**Your goal**
An exact copy of each record is required.
*** Given entries Section Begins ***
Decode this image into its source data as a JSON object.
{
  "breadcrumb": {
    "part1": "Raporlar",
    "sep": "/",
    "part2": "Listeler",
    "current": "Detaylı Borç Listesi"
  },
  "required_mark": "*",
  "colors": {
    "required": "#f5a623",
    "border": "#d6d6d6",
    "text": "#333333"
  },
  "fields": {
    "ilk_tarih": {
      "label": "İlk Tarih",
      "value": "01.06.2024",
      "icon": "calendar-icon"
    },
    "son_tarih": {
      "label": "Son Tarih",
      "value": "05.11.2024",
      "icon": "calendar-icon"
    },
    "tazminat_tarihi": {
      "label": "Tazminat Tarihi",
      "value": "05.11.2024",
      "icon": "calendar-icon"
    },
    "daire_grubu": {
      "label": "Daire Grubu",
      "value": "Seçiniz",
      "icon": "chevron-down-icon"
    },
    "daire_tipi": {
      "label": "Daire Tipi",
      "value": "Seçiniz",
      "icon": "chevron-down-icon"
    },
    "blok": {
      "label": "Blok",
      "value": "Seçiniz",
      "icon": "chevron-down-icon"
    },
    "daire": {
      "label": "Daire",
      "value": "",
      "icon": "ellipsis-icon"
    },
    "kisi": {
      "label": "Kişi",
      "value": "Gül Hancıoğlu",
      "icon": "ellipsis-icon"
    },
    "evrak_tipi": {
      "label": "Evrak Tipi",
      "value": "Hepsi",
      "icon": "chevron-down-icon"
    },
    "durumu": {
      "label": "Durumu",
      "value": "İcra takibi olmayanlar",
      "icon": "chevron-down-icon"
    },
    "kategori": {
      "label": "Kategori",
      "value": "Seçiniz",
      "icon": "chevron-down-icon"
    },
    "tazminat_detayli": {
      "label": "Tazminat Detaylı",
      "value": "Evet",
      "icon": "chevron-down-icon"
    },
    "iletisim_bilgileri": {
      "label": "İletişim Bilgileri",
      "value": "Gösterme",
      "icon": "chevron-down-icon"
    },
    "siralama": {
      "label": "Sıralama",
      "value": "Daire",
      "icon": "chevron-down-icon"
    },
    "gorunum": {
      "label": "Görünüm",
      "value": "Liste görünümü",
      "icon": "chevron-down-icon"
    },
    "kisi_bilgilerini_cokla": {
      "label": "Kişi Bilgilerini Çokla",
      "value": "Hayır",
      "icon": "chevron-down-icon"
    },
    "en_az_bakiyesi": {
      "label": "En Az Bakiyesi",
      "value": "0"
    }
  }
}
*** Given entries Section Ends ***
**Exercise result**
Decode this image into its source data as a JSON object.
{
  "breadcrumb": {
    "part1": "Raporlar",
    "sep": "/",
    "part2": "Listeler",
    "current": "Detaylı Borç Listesi"
  },
  "required_mark": "*",
  "colors": {
    "required": "#f5a623",
    "border": "#d6d6d6",
    "text": "#333333"
  },
  "fields": {
    "ilk_tarih": {
      "label": "İlk Tarih",
      "value": "01.06.2024",
      "icon": "calendar-icon"
    },
    "son_tarih": {
      "label": "Son Tarih",
      "value": "05.11.2024",
      "icon": "calendar-icon"
    },
    "tazminat_tarihi": {
      "label": "Tazminat Tarihi",
      "value": "05.11.2024",
      "icon": "calendar-icon"
    },
    "daire_grubu": {
      "label": "Daire Grubu",
      "value": "Seçiniz",
      "icon": "chevron-down-icon"
    },
    "daire_tipi": {
      "label": "Daire Tipi",
      "value": "Seçiniz",
      "icon": "chevron-down-icon"
    },
    "blok": {
      "label": "Blok",
      "value": "Seçiniz",
      "icon": "chevron-down-icon"
    },
    "daire": {
      "label": "Daire",
      "value": "",
      "icon": "ellipsis-icon"
    },
    "kisi": {
      "label": "Kişi",
      "value": "Gül Hancıoğlu",
      "icon": "ellipsis-icon"
    },
    "evrak_tipi": {
      "label": "Evrak Tipi",
      "value": "Hepsi",
      "icon": "chevron-down-icon"
    },
    "durumu": {
      "label": "Durumu",
      "value": "İcra takibi olmayanlar",
      "icon": "chevron-down-icon"
    },
    "kategori": {
      "label": "Kategori",
      "value": "Seçiniz",
      "icon": "chevron-down-icon"
    },
    "tazminat_detayli": {
      "label": "Tazminat Detaylı",
      "value": "Evet",
      "icon": "chevron-down-icon"
    },
    "iletisim_bilgileri": {
      "label": "İletişim Bilgileri",
      "value": "Gösterme",
      "icon": "chevron-down-icon"
    },
    "siralama": {
      "label": "Sıralama",
      "value": "Daire",
      "icon": "chevron-down-icon"
    },
    "gorunum": {
      "label": "Görünüm",
      "value": "Liste görünümü",
      "icon": "chevron-down-icon"
    },
    "kisi_bilgilerini_cokla": {
      "label": "Kişi Bilgilerini Çokla",
      "value": "Hayır",
      "icon": "chevron-down-icon"
    },
    "en_az_bakiyesi": {
      "label": "En Az Bakiyesi",
      "value": "0"
    }
  }
}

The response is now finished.